How much active management is being done by your mutual fund manager? Active Share may give you the answer.
In financial literature, there are numerous citations of studies showing the average mutual fund manager underperforms their benchmark index after fees. In 2006, Martijn Cremers and Antti Petajisto of the Yale School of Management introduced Active Share, a new method of determining the extent of active management being employed by mutual fund managers and a tool for finding those who do outperform.
The Research Behind Active Share
Active Share is a measure of the percentage of stock holdings in a manager's portfolio that differs from the benchmark index. The researchers conclude managers with high Active Share outperform their benchmark indexes and Active Share significantly predicts fund performance.
Examining 2,650 funds from 1980 to 2003, Cremers and Petajisto found the highest ranking active funds, those with an Active Share of 80% or higher, beat their benchmark indexes by 2-2.71% before fees and by 1.49-1.59% after fees.
Active Share is also useful in identifying closet indexers—managers who claim to be active but whose portfolios are very similar to the benchmark portfolio. Identifying closet indexers is extremely important because active management fees can be a significant hurdle to outperforming the index for anyone holding a portfolio similar to its benchmark.
The Yale study also found funds tended toward low Active Share. The study states the percentage of assets under management (AUM) with Active Share of less than 60% increased from 1.5% in 1980 to 40.7% in 2003. Correspondingly, the percentage of fund assets with Active Share greater than 80% went down, from 58% in 1980 to 28% in 2003.
This change is not all explained by the growth in index funds. In 1980, there were very few non-index funds with Active Share of less than 60%. In 2003, funds with Active Share below 60% had risen to 20% of funds and 30% of assets under management. The authors also found Active Share and excess performance is higher among funds with fewer assets under management.
Measuring Active Management Activity
The traditional measurement of the extent of active management employed by a mutual fund relies on methods comparing a fund's historical returns to those of its benchmark index. One such method, tracking error volatility, measures the standard deviation of the difference between a manager's returns and the index returns.
High tracking error volatility indicates a high degree of active management. The logic behind the measurement is the makeup of the individual stocks in the portfolio will be reflected in the pattern of the returns. If the returns of the portfolio deviate from the index returns significantly through time, the makeup of the portfolio must be significantly different from the index.
While tracking error volatility makes sense and is easy to calculate, it only infers what the manager is doing in the portfolio and does not actually look at the underlying holdings.
In contrast, Active Share is found by analyzing the actual holdings of a manager's portfolio and comparing those holdings to its benchmark index. By measuring active management in this way, investors can get a clearer understanding of what exactly a manager is doing to drive performance, rather than drawing conclusions from observed returns.

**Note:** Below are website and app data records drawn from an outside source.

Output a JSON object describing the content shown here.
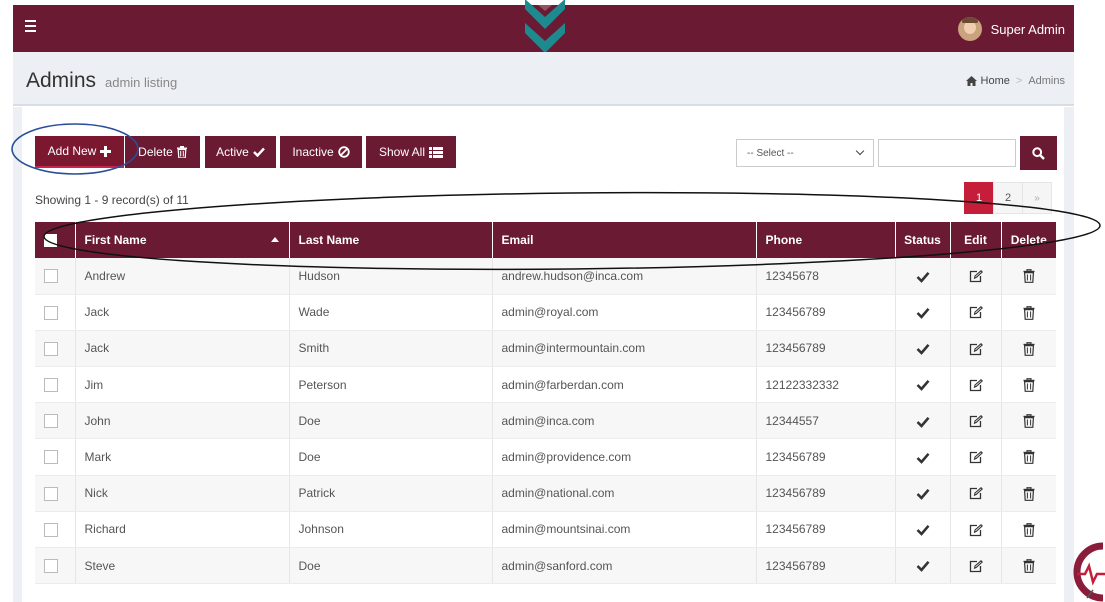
{
  "header": {
    "user_name": "Super Admin"
  },
  "page": {
    "title": "Admins",
    "subtitle": "admin listing"
  },
  "breadcrumb": {
    "home": "Home",
    "current": "Admins"
  },
  "toolbar": {
    "add_label": "Add New",
    "delete_label": "Delete",
    "active_label": "Active",
    "inactive_label": "Inactive",
    "show_all_label": "Show All"
  },
  "filter": {
    "select_value": "-- Select --",
    "search_value": ""
  },
  "listing": {
    "showing_text": "Showing 1 - 9 record(s) of 11"
  },
  "pagination": {
    "pages": [
      "1",
      "2"
    ],
    "current": "1",
    "next": "»"
  },
  "table": {
    "headers": {
      "first_name": "First Name",
      "last_name": "Last Name",
      "email": "Email",
      "phone": "Phone",
      "status": "Status",
      "edit": "Edit",
      "delete": "Delete"
    },
    "rows": [
      {
        "first": "Andrew",
        "last": "Hudson",
        "email": "andrew.hudson@inca.com",
        "phone": "12345678"
      },
      {
        "first": "Jack",
        "last": "Wade",
        "email": "admin@royal.com",
        "phone": "123456789"
      },
      {
        "first": "Jack",
        "last": "Smith",
        "email": "admin@intermountain.com",
        "phone": "123456789"
      },
      {
        "first": "Jim",
        "last": "Peterson",
        "email": "admin@farberdan.com",
        "phone": "12122332332"
      },
      {
        "first": "John",
        "last": "Doe",
        "email": "admin@inca.com",
        "phone": "12344557"
      },
      {
        "first": "Mark",
        "last": "Doe",
        "email": "admin@providence.com",
        "phone": "123456789"
      },
      {
        "first": "Nick",
        "last": "Patrick",
        "email": "admin@national.com",
        "phone": "123456789"
      },
      {
        "first": "Richard",
        "last": "Johnson",
        "email": "admin@mountsinai.com",
        "phone": "123456789"
      },
      {
        "first": "Steve",
        "last": "Doe",
        "email": "admin@sanford.com",
        "phone": "123456789"
      }
    ]
  },
  "icons": {
    "menu": "hamburger-icon",
    "add": "plus-icon",
    "delete": "trash-icon",
    "active": "check-icon",
    "inactive": "ban-icon",
    "show_all": "list-icon",
    "search": "search-icon",
    "home": "home-icon",
    "status": "check-icon",
    "edit": "edit-icon",
    "row_delete": "trash-icon"
  },
  "colors": {
    "brand": "#6b1a33",
    "accent_teal": "#1c8a8f",
    "pager_active": "#c41e3a",
    "annotation_blue": "#2a4f9a"
  }
}
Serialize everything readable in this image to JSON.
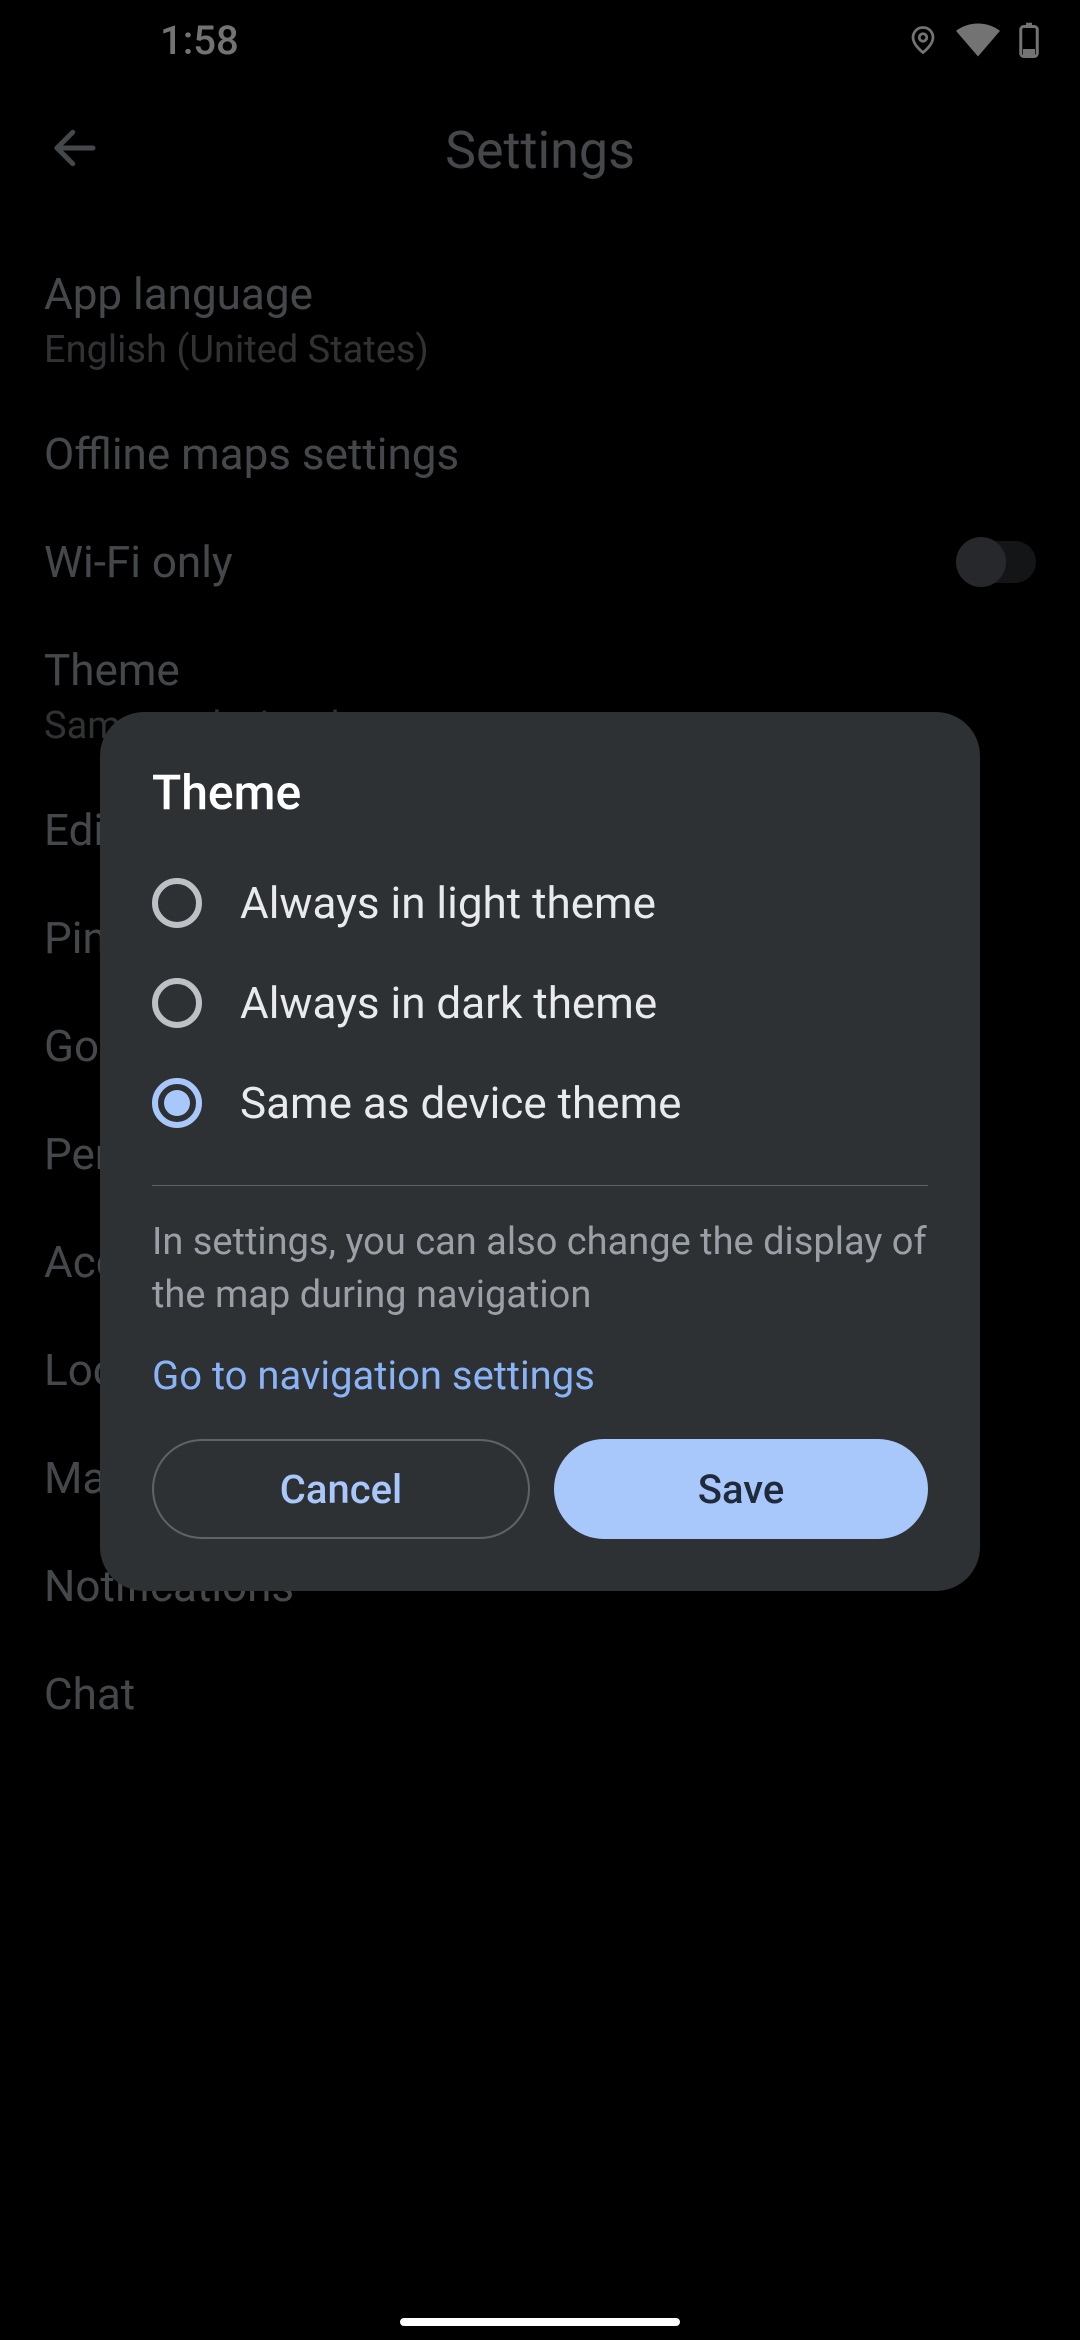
{
  "status": {
    "time": "1:58"
  },
  "app_bar": {
    "title": "Settings"
  },
  "settings": [
    {
      "title": "App language",
      "sub": "English (United States)"
    },
    {
      "title": "Offline maps settings",
      "sub": ""
    },
    {
      "title": "Wi-Fi only",
      "sub": "",
      "toggle": true
    },
    {
      "title": "Theme",
      "sub": "Same as device theme"
    },
    {
      "title": "Edit home or work",
      "sub": ""
    },
    {
      "title": "Pinned trips",
      "sub": ""
    },
    {
      "title": "Google location settings",
      "sub": ""
    },
    {
      "title": "Personal content",
      "sub": ""
    },
    {
      "title": "Accessibility settings",
      "sub": ""
    },
    {
      "title": "Location accuracy tips",
      "sub": ""
    },
    {
      "title": "Maps history",
      "sub": ""
    },
    {
      "title": "Notifications",
      "sub": ""
    },
    {
      "title": "Chat",
      "sub": ""
    }
  ],
  "dialog": {
    "title": "Theme",
    "options": [
      {
        "label": "Always in light theme",
        "selected": false
      },
      {
        "label": "Always in dark theme",
        "selected": false
      },
      {
        "label": "Same as device theme",
        "selected": true
      }
    ],
    "note": "In settings, you can also change the display of the map during navigation",
    "link": "Go to navigation settings",
    "cancel": "Cancel",
    "save": "Save"
  }
}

Active Share is calculated by taking the sum of the absolute value of the differences of the weight of each holding in the manager's portfolio and the weight of each holding in the benchmark index and dividing by two.
Active Share = 21i=1∑N∣wfund,i − windex,i∣
As a simple example, suppose a benchmark index includes only one stock. If a manager decides he or she likes the stock but wants to invest only half the portfolio in that stock and half in another stock, then the Active Share would be 50%.
Active Share = 21(∣100%−50%∣+∣0%−50%∣) = 50%
The Active Share number in this example is essentially saying 50% of the manager's portfolio differs from the benchmark index.
Although the data revealed in the Active Share study is intriguing, investors should be cautious when trying to apply the findings. The benchmark-beating results of high Active Share managers mentioned previously are an average of the group. It would be wrong for investors to interpret the results in a manner leading them to conclude all managers with high Active Share portfolios will beat their benchmarks. The data only indicates the average performance of this group of managers has been better than the average performance of managers with low Active Share.
Of course, it is likely a number of managers with high Active Share portfolios underperformed their benchmarks while others outperformed. Investors who only rely on Active Share as an indicator of market-beating performance could still pick a manager who underperforms the benchmark.
While the information related to Active Share may be enticing, the results are of little use unless they are persistent. Cremers and Petajisto find significant persistence in high Active Share managers' abilities to continue to deliver excess returns relative to a benchmark index.
The Bottom Line
Based on the results of the Cremers and Petajisto study, Active Share is another tool to add to an investor's toolbox for use in evaluating potential mutual fund investments.